Whoa that’s some serious stuff. So I read on to find out exactly what this was about.
The study claimed that women who already had HIV were more likely to spread the disease to their uninfected partner, over the course of two years, if they used this injectable contraceptive than those who had not. Make sense so far. But the study involved 4,000 African couples. One person (the woman) tested positive for HIV while her partner did not. The couples were located in Bostwana, Kenya, Rwanda, South Africa, Tanzania, Uganda and Zambia to be exact. Researchers are hypothesizing that the women who use this drug have higher concentrations of HIV inside their cervixes.
So herein lies my confusion. If the study was conducted on African women, why were the results being applied to African-American women?

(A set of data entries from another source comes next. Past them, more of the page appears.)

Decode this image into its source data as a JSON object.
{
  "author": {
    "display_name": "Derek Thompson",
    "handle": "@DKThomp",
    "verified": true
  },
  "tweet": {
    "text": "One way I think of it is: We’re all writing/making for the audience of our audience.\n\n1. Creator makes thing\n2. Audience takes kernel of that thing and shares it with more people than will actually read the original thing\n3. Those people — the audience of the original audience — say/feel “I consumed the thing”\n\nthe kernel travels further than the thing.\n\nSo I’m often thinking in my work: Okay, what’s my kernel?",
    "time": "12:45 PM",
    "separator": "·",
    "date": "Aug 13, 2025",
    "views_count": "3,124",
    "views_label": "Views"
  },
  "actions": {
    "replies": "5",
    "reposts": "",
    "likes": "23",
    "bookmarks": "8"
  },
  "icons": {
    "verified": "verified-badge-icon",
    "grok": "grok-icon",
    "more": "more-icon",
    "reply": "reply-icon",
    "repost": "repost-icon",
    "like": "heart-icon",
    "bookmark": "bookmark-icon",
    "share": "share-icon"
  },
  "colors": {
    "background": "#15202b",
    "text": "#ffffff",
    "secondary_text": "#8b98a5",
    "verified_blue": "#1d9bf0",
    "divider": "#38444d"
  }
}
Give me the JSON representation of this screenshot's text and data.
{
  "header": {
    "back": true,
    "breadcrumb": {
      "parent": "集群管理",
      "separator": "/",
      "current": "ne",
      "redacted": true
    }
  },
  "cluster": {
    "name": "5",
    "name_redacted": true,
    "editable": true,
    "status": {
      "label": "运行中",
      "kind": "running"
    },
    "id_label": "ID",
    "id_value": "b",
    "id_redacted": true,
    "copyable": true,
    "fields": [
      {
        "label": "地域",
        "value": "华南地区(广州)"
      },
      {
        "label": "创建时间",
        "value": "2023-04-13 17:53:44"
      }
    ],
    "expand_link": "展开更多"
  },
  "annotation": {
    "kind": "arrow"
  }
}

As an African American woman I’m not trying to further distinguish myself from our sisters in Africa. There’s been plenty of that. I realize our physiological makeup still holds several similarities to the women in Africa. And I won’t pretend that HIV isn’t a serious issue within the black community, devastatingly so. But I’m also not ignorant enough to believe that black women are the only women who suffer from the disease. If not one African American women participated in the study then I don’t understand how the results can be applied.
Can someone help me?
Even if the results are applicable to African-American women, how do we know they don’t transfer to all women equally. In fact, at the end of the article “The State Column” mentions that 12 million women in sub-Saharan Africa use this injectable contraceptive compared 1.2 million women in the United States. Women, not African American women. From my knowledge the study didn’t include European or American white women or any other racial/ethnic combination, so how do we know only African-American women need to be on alarm?
I won’t say outright that this is racial targeting but I will give “The State Column” a severe side eye.
You can read the entire article and results of the study over at “The State Column”.
The women of Africa are doing big things, to say the least. As politicians, business executives, NGO leaders and policy makers, women are demonstrating that they are passionate about driving Africa’s economic and political growth. Based off of Forbes’ list, here are just several of Africa’s female prime players:
In 2005, Johnson Sirleaf made history when she was elected as the first female president of Liberia and all of Africa.The highlight of her time in office has been reducing Liberia’s national debt, which stood at approximately $4.9 billion in 2006. Her administration successfully negotiated for debt relief from international creditors, and in June 2010, the World Bank and the International Monetary Fund waived off Liberia’s $4.9 billion foreign debt. Johnson-Sirleaf has limited excess borrowing by restricting annual borrowing to 3 percent of GDP and by limiting expenditure of borrowed funds to only one-off infrastructure projects.
Cameroonian photographer Mario Epanya went all out in his campaign to make Vogue Africa a reality. In order to get publisher Conde Nast to see the potential in the magazine–that would pay homage to African women–he created fictional covers, featuring gorgeous images, but it looks like it wasn’t enough.
World renowned musician Shakira says her performance in the World Cup closing ceremony will be a tribute to African women.